§ **Exercise goal**: Below are the records; repeat them in full, exactly.

§ **Data in this exercise**:

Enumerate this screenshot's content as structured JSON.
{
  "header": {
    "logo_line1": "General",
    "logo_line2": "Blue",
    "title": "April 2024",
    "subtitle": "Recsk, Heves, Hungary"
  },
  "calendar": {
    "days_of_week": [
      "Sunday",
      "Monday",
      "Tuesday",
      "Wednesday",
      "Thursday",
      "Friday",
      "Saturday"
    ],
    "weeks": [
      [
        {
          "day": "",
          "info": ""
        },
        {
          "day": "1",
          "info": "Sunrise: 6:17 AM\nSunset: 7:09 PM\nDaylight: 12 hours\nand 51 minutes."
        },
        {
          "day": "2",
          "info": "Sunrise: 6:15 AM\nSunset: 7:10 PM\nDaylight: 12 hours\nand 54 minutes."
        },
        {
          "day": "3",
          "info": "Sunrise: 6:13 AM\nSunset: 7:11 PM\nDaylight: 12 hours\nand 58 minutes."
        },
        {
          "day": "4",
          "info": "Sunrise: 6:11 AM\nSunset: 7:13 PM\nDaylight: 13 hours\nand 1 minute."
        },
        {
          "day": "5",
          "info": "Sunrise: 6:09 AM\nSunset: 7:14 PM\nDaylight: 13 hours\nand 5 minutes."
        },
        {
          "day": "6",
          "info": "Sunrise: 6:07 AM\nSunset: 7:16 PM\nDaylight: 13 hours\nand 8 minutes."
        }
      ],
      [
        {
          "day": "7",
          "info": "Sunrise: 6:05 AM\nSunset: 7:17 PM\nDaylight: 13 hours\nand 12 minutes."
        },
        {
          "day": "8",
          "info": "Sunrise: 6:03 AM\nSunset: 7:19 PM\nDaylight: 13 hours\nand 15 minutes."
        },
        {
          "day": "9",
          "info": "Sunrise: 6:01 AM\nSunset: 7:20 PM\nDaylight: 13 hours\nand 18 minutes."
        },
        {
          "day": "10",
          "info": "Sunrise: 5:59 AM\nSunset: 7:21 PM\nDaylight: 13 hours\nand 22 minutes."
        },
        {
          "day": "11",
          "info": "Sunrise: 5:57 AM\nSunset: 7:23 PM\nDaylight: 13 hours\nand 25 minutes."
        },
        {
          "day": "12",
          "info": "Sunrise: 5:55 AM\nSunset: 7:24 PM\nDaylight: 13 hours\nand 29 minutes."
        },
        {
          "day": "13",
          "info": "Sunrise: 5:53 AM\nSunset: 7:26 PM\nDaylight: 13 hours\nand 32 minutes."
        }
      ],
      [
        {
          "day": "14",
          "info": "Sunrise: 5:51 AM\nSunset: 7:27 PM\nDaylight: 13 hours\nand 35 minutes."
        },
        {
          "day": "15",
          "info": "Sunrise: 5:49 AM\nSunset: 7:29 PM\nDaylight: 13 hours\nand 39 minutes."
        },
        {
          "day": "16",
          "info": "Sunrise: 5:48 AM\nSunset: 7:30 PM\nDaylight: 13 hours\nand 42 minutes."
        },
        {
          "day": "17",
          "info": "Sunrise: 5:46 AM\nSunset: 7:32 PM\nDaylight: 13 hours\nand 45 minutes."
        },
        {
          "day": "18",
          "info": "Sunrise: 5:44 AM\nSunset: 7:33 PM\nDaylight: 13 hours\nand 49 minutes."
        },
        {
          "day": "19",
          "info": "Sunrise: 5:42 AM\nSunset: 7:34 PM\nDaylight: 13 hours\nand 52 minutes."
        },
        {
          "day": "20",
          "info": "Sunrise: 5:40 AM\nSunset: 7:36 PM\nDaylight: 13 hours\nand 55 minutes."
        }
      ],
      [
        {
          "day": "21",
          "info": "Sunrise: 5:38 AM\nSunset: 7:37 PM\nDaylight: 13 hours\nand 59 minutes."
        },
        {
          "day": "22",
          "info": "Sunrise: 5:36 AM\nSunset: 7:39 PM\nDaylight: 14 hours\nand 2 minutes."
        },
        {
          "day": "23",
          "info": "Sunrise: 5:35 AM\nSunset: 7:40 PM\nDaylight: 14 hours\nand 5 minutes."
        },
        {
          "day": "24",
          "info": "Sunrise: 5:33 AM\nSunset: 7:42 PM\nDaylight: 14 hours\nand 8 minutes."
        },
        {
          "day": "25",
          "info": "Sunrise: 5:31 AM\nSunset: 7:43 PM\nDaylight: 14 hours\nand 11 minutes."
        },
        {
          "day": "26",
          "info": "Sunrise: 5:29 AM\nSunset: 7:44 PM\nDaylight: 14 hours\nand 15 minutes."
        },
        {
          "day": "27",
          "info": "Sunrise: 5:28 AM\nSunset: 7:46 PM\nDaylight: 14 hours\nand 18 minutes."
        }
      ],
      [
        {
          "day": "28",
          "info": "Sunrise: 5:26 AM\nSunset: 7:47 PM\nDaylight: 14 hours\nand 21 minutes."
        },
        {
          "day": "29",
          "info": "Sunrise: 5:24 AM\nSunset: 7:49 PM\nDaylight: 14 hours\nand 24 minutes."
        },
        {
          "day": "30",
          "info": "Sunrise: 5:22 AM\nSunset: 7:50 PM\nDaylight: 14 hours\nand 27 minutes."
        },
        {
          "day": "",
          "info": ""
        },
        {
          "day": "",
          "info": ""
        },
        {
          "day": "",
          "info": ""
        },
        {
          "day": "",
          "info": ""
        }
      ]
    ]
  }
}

§ **Task solution**:
Enumerate this screenshot's content as structured JSON.
{
  "header": {
    "logo_line1": "General",
    "logo_line2": "Blue",
    "title": "April 2024",
    "subtitle": "Recsk, Heves, Hungary"
  },
  "calendar": {
    "days_of_week": [
      "Sunday",
      "Monday",
      "Tuesday",
      "Wednesday",
      "Thursday",
      "Friday",
      "Saturday"
    ],
    "weeks": [
      [
        {
          "day": "",
          "info": ""
        },
        {
          "day": "1",
          "info": "Sunrise: 6:17 AM\nSunset: 7:09 PM\nDaylight: 12 hours\nand 51 minutes."
        },
        {
          "day": "2",
          "info": "Sunrise: 6:15 AM\nSunset: 7:10 PM\nDaylight: 12 hours\nand 54 minutes."
        },
        {
          "day": "3",
          "info": "Sunrise: 6:13 AM\nSunset: 7:11 PM\nDaylight: 12 hours\nand 58 minutes."
        },
        {
          "day": "4",
          "info": "Sunrise: 6:11 AM\nSunset: 7:13 PM\nDaylight: 13 hours\nand 1 minute."
        },
        {
          "day": "5",
          "info": "Sunrise: 6:09 AM\nSunset: 7:14 PM\nDaylight: 13 hours\nand 5 minutes."
        },
        {
          "day": "6",
          "info": "Sunrise: 6:07 AM\nSunset: 7:16 PM\nDaylight: 13 hours\nand 8 minutes."
        }
      ],
      [
        {
          "day": "7",
          "info": "Sunrise: 6:05 AM\nSunset: 7:17 PM\nDaylight: 13 hours\nand 12 minutes."
        },
        {
          "day": "8",
          "info": "Sunrise: 6:03 AM\nSunset: 7:19 PM\nDaylight: 13 hours\nand 15 minutes."
        },
        {
          "day": "9",
          "info": "Sunrise: 6:01 AM\nSunset: 7:20 PM\nDaylight: 13 hours\nand 18 minutes."
        },
        {
          "day": "10",
          "info": "Sunrise: 5:59 AM\nSunset: 7:21 PM\nDaylight: 13 hours\nand 22 minutes."
        },
        {
          "day": "11",
          "info": "Sunrise: 5:57 AM\nSunset: 7:23 PM\nDaylight: 13 hours\nand 25 minutes."
        },
        {
          "day": "12",
          "info": "Sunrise: 5:55 AM\nSunset: 7:24 PM\nDaylight: 13 hours\nand 29 minutes."
        },
        {
          "day": "13",
          "info": "Sunrise: 5:53 AM\nSunset: 7:26 PM\nDaylight: 13 hours\nand 32 minutes."
        }
      ],
      [
        {
          "day": "14",
          "info": "Sunrise: 5:51 AM\nSunset: 7:27 PM\nDaylight: 13 hours\nand 35 minutes."
        },
        {
          "day": "15",
          "info": "Sunrise: 5:49 AM\nSunset: 7:29 PM\nDaylight: 13 hours\nand 39 minutes."
        },
        {
          "day": "16",
          "info": "Sunrise: 5:48 AM\nSunset: 7:30 PM\nDaylight: 13 hours\nand 42 minutes."
        },
        {
          "day": "17",
          "info": "Sunrise: 5:46 AM\nSunset: 7:32 PM\nDaylight: 13 hours\nand 45 minutes."
        },
        {
          "day": "18",
          "info": "Sunrise: 5:44 AM\nSunset: 7:33 PM\nDaylight: 13 hours\nand 49 minutes."
        },
        {
          "day": "19",
          "info": "Sunrise: 5:42 AM\nSunset: 7:34 PM\nDaylight: 13 hours\nand 52 minutes."
        },
        {
          "day": "20",
          "info": "Sunrise: 5:40 AM\nSunset: 7:36 PM\nDaylight: 13 hours\nand 55 minutes."
        }
      ],
      [
        {
          "day": "21",
          "info": "Sunrise: 5:38 AM\nSunset: 7:37 PM\nDaylight: 13 hours\nand 59 minutes."
        },
        {
          "day": "22",
          "info": "Sunrise: 5:36 AM\nSunset: 7:39 PM\nDaylight: 14 hours\nand 2 minutes."
        },
        {
          "day": "23",
          "info": "Sunrise: 5:35 AM\nSunset: 7:40 PM\nDaylight: 14 hours\nand 5 minutes."
        },
        {
          "day": "24",
          "info": "Sunrise: 5:33 AM\nSunset: 7:42 PM\nDaylight: 14 hours\nand 8 minutes."
        },
        {
          "day": "25",
          "info": "Sunrise: 5:31 AM\nSunset: 7:43 PM\nDaylight: 14 hours\nand 11 minutes."
        },
        {
          "day": "26",
          "info": "Sunrise: 5:29 AM\nSunset: 7:44 PM\nDaylight: 14 hours\nand 15 minutes."
        },
        {
          "day": "27",
          "info": "Sunrise: 5:28 AM\nSunset: 7:46 PM\nDaylight: 14 hours\nand 18 minutes."
        }
      ],
      [
        {
          "day": "28",
          "info": "Sunrise: 5:26 AM\nSunset: 7:47 PM\nDaylight: 14 hours\nand 21 minutes."
        },
        {
          "day": "29",
          "info": "Sunrise: 5:24 AM\nSunset: 7:49 PM\nDaylight: 14 hours\nand 24 minutes."
        },
        {
          "day": "30",
          "info": "Sunrise: 5:22 AM\nSunset: 7:50 PM\nDaylight: 14 hours\nand 27 minutes."
        },
        {
          "day": "",
          "info": ""
        },
        {
          "day": "",
          "info": ""
        },
        {
          "day": "",
          "info": ""
        },
        {
          "day": "",
          "info": ""
        }
      ]
    ]
  }
}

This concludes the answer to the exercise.